I have always been a big fan of the movies. I’ve written here in the past how I will often paint while an old movie plays in the studio, especially some of the older classics that were often based on great ideas and great dialogue. They are not distracting in most cases and it’s easy to pull thought and emotion from these films that finds its way into my work. It’s hard to not want to inject more feeling into whatever I am at work on when I listen to some of the lines from The Grapes of Wrath or so many other great films.
Tonight are the Oscars, that night when Hollywood celebrates the past year’s top films. I have watched faithfully since I was a kid even though recently I seldom have seen many, if any, of the nominees. It usually takes a year or so after the awards for me to catch up on them and in some cases I lose interest in pursuing them.
Sometimes when I do catch up on them I regret not having gotten to them sooner but often I am glad I waited because the film just wasn’t that good or simply wasn’t my cup of tea. But it’s always been like that. In the heyday of Hollywood they produced more than their share of bad movies. It’s easy to think otherwise because we see the classics over and over. A bad movie is a bad movie regardless of the time in which it was made.
But let’s not focus on bad movies.

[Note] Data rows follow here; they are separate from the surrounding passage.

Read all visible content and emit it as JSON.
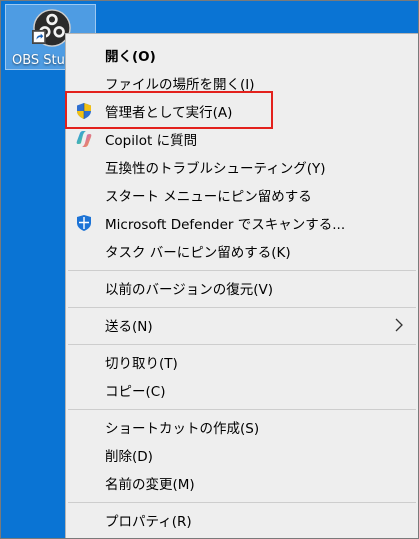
{
  "desktop": {
    "icon_label": "OBS Stu",
    "icon": "obs-studio-icon"
  },
  "menu": {
    "items": [
      {
        "label": "開く(O)",
        "bold": true
      },
      {
        "label": "ファイルの場所を開く(I)"
      },
      {
        "label": "管理者として実行(A)",
        "icon": "uac-shield-icon"
      },
      {
        "label": "Copilot に質問",
        "icon": "copilot-icon"
      },
      {
        "label": "互換性のトラブルシューティング(Y)"
      },
      {
        "label": "スタート メニューにピン留めする"
      },
      {
        "label": "Microsoft Defender でスキャンする...",
        "icon": "defender-shield-icon"
      },
      {
        "label": "タスク バーにピン留めする(K)"
      },
      {
        "label": "以前のバージョンの復元(V)"
      },
      {
        "label": "送る(N)",
        "submenu": true
      },
      {
        "label": "切り取り(T)"
      },
      {
        "label": "コピー(C)"
      },
      {
        "label": "ショートカットの作成(S)"
      },
      {
        "label": "削除(D)"
      },
      {
        "label": "名前の変更(M)"
      },
      {
        "label": "プロパティ(R)"
      }
    ]
  },
  "colors": {
    "desktop_bg": "#0a74d4",
    "menu_bg": "#eeeeee",
    "highlight_border": "#e3211c"
  }
}
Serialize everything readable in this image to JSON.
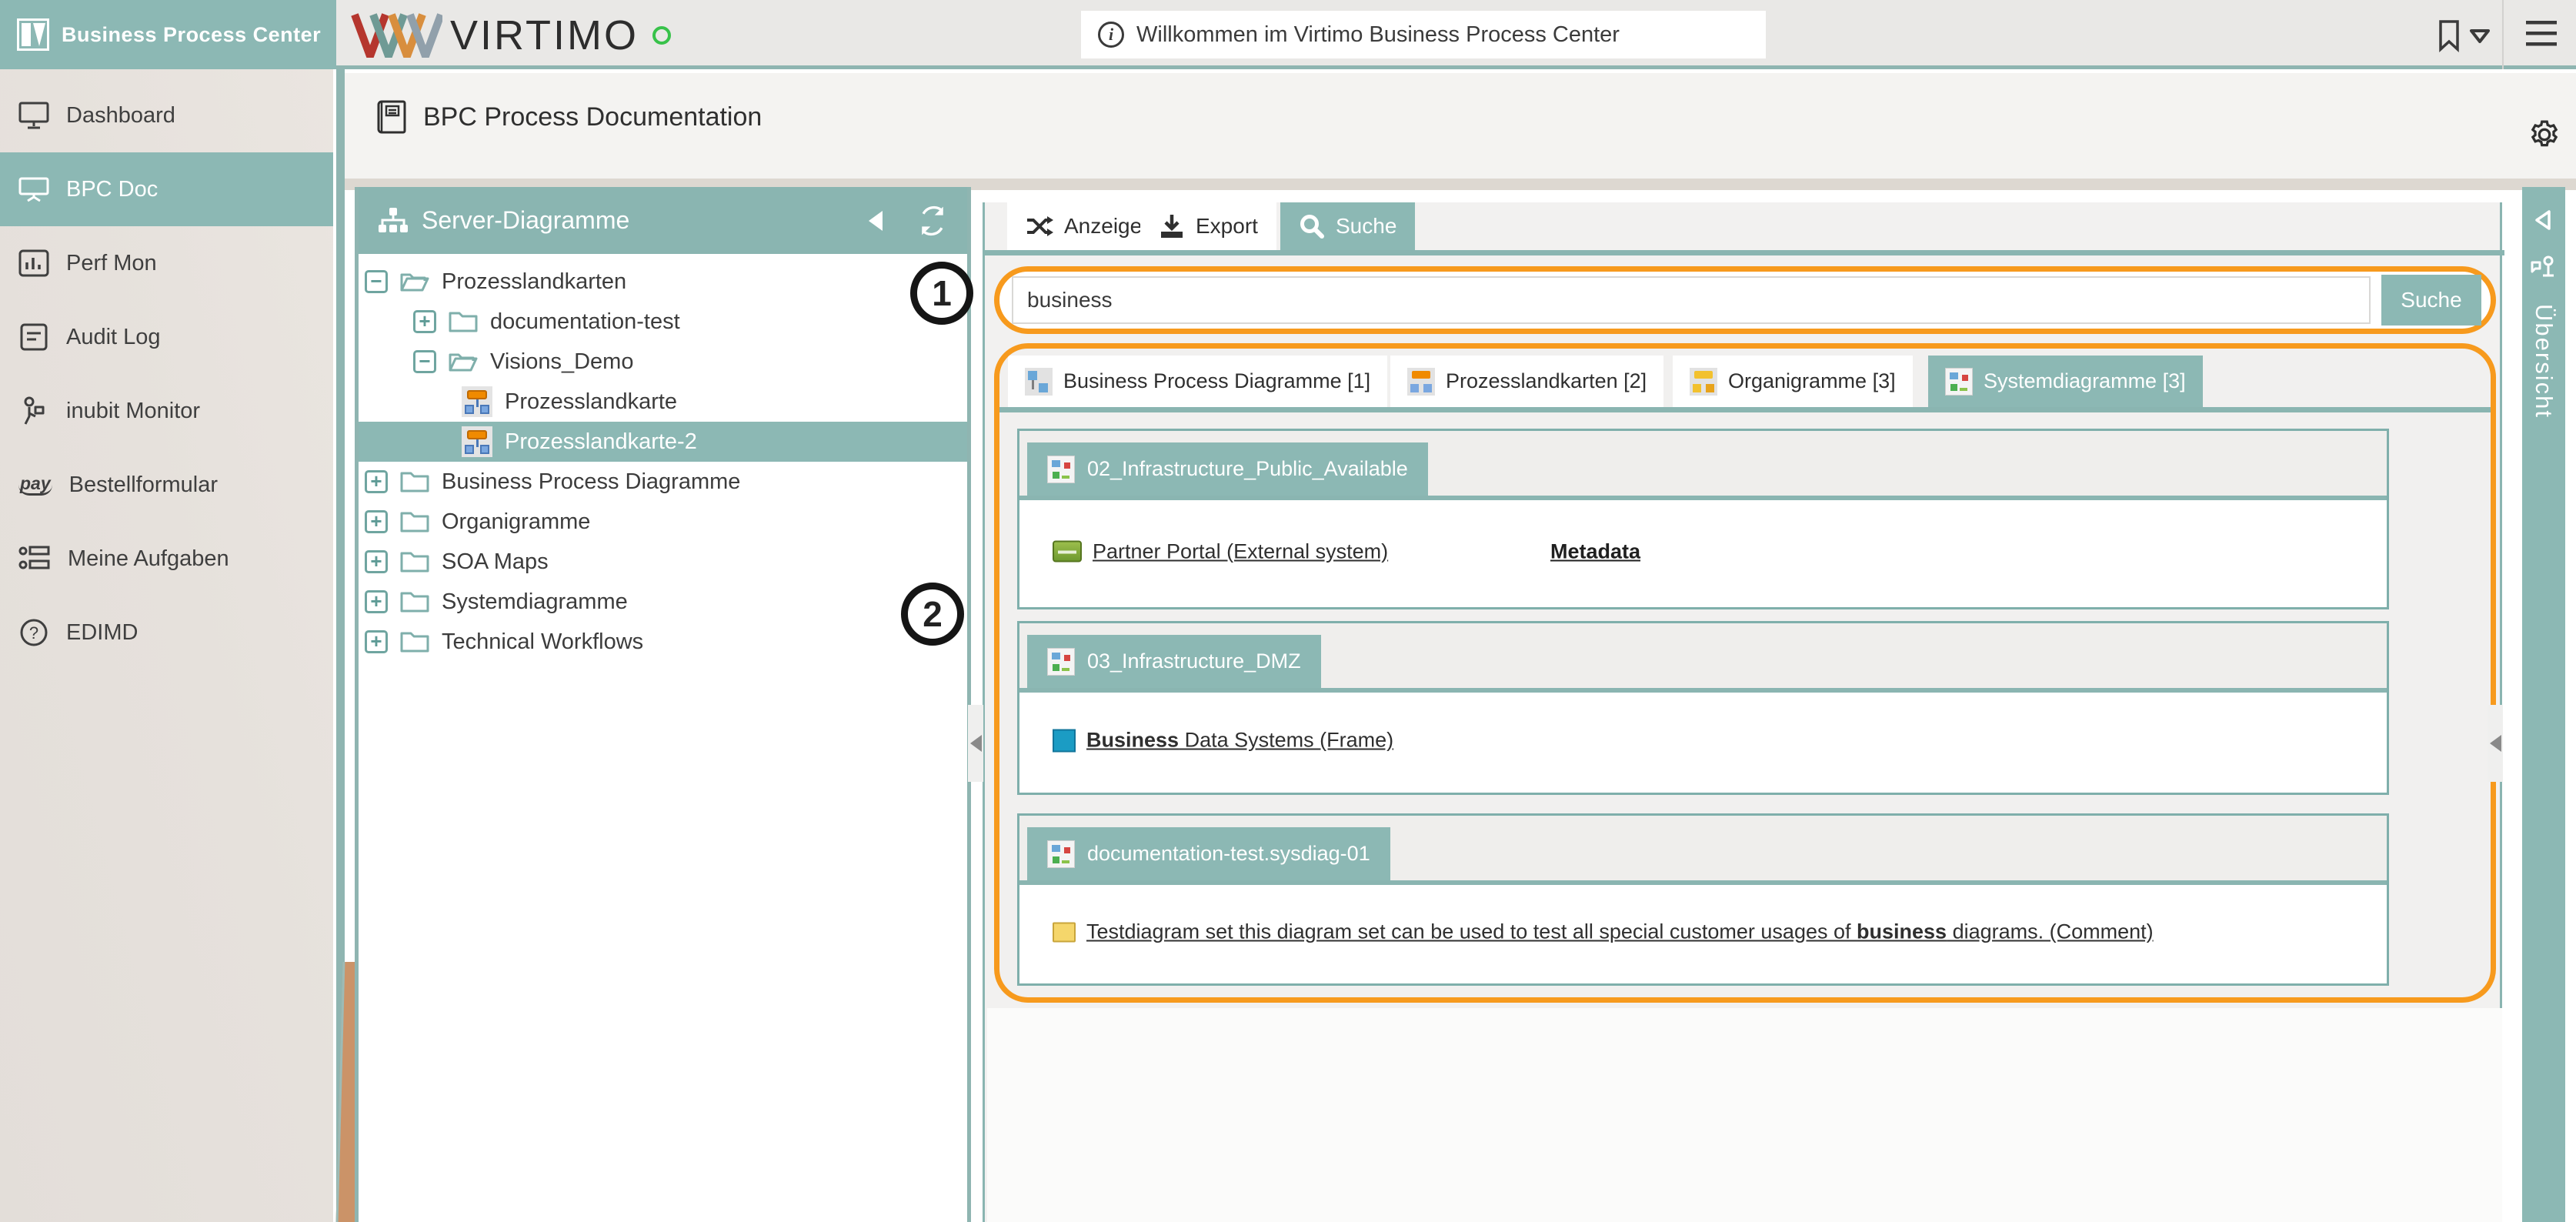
{
  "brand": {
    "title": "Business Process Center"
  },
  "header": {
    "logo_text": "VIRTIMO",
    "notification": "Willkommen im Virtimo Business Process Center",
    "info_glyph": "i"
  },
  "page": {
    "title": "BPC Process Documentation"
  },
  "sidebar": {
    "items": [
      {
        "label": "Dashboard",
        "icon": "monitor-icon",
        "active": false
      },
      {
        "label": "BPC Doc",
        "icon": "presentation-icon",
        "active": true
      },
      {
        "label": "Perf Mon",
        "icon": "bar-chart-icon",
        "active": false
      },
      {
        "label": "Audit Log",
        "icon": "document-icon",
        "active": false
      },
      {
        "label": "inubit Monitor",
        "icon": "person-icon",
        "active": false
      },
      {
        "label": "Bestellformular",
        "icon": "pay-icon",
        "active": false
      },
      {
        "label": "Meine Aufgaben",
        "icon": "tasks-icon",
        "active": false
      },
      {
        "label": "EDIMD",
        "icon": "question-icon",
        "active": false
      }
    ],
    "pay_glyph": "pay"
  },
  "tree": {
    "title": "Server-Diagramme",
    "rows": [
      {
        "label": "Prozesslandkarten",
        "level": 0,
        "expander": "minus",
        "icon": "folder-open",
        "selected": false
      },
      {
        "label": "documentation-test",
        "level": 1,
        "expander": "plus",
        "icon": "folder",
        "selected": false
      },
      {
        "label": "Visions_Demo",
        "level": 1,
        "expander": "minus",
        "icon": "folder-open",
        "selected": false
      },
      {
        "label": "Prozesslandkarte",
        "level": 2,
        "expander": "none",
        "icon": "diagram",
        "selected": false
      },
      {
        "label": "Prozesslandkarte-2",
        "level": 2,
        "expander": "none",
        "icon": "diagram",
        "selected": true
      },
      {
        "label": "Business Process Diagramme",
        "level": 0,
        "expander": "plus",
        "icon": "folder",
        "selected": false
      },
      {
        "label": "Organigramme",
        "level": 0,
        "expander": "plus",
        "icon": "folder",
        "selected": false
      },
      {
        "label": "SOA Maps",
        "level": 0,
        "expander": "plus",
        "icon": "folder",
        "selected": false
      },
      {
        "label": "Systemdiagramme",
        "level": 0,
        "expander": "plus",
        "icon": "folder",
        "selected": false
      },
      {
        "label": "Technical Workflows",
        "level": 0,
        "expander": "plus",
        "icon": "folder",
        "selected": false
      }
    ]
  },
  "toolbar": {
    "anzeige": "Anzeige",
    "export": "Export",
    "suche": "Suche",
    "active_tab": "Suche"
  },
  "search": {
    "value": "business",
    "placeholder": "",
    "button_label": "Suche"
  },
  "result_tabs": [
    {
      "label": "Business Process Diagramme [1]",
      "count": 1,
      "active": false
    },
    {
      "label": "Prozesslandkarten [2]",
      "count": 2,
      "active": false
    },
    {
      "label": "Organigramme [3]",
      "count": 3,
      "active": false
    },
    {
      "label": "Systemdiagramme [3]",
      "count": 3,
      "active": true
    }
  ],
  "groups": [
    {
      "title": "02_Infrastructure_Public_Available",
      "row": {
        "pre": "Partner Portal (External system)",
        "bold": "",
        "post": ""
      },
      "metadata_label": "Metadata",
      "row_icon": "green-server-icon"
    },
    {
      "title": "03_Infrastructure_DMZ",
      "row": {
        "pre": "",
        "bold": "Business",
        "post": " Data Systems (Frame)"
      },
      "metadata_label": "",
      "row_icon": "blue-frame-icon"
    },
    {
      "title": "documentation-test.sysdiag-01",
      "row": {
        "pre": "Testdiagram set this diagram set can be used to test all special customer usages of ",
        "bold": "business",
        "post": " diagrams. (Comment)"
      },
      "metadata_label": "",
      "row_icon": "yellow-note-icon"
    }
  ],
  "annotations": {
    "one": "1",
    "two": "2"
  },
  "overview": {
    "label": "Übersicht"
  },
  "colors": {
    "teal": "#8CB8B4",
    "teal_border": "#7FAFAB",
    "teal_line": "#8FB5B1",
    "orange_annotation": "#F79A1D",
    "sidebar_wedge": "#CB9368",
    "header_bg": "#E9E8E6",
    "pane_bg": "#F2F1F0",
    "logo_green_ring": "#38C24A"
  }
}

Let’s hope that there are movies this year and in the future that will inspire and move us.
It seems like every year there is some sort of controversy with the Oscars and this year is no different, with all of the the acting nominees having a decidedly pale complexion. I don’t have any answers except to say that filmmakers are missing out on a quickly growing demographic by not developing more films that simply tell good stories with people of color in larger roles without resorting to portraying them as gang bangers and drug dealers because that is not the experience of the overwhelming majority of this segment of the population.
It’s up to writers, especially those of color, to create work that goes beyond these stereotypes. If they can create compelling stories featuring people of color that appeal to the common human experience to which all people can relate, these films will be made.
I believe it can and will be done eventually.
That being said, let’s have a little Sunday Morning music with a Hollywood theme, one of my favorites from one of my favorite bands. It’s Celluloid Heroes from the Kinks. Have a great Sunday!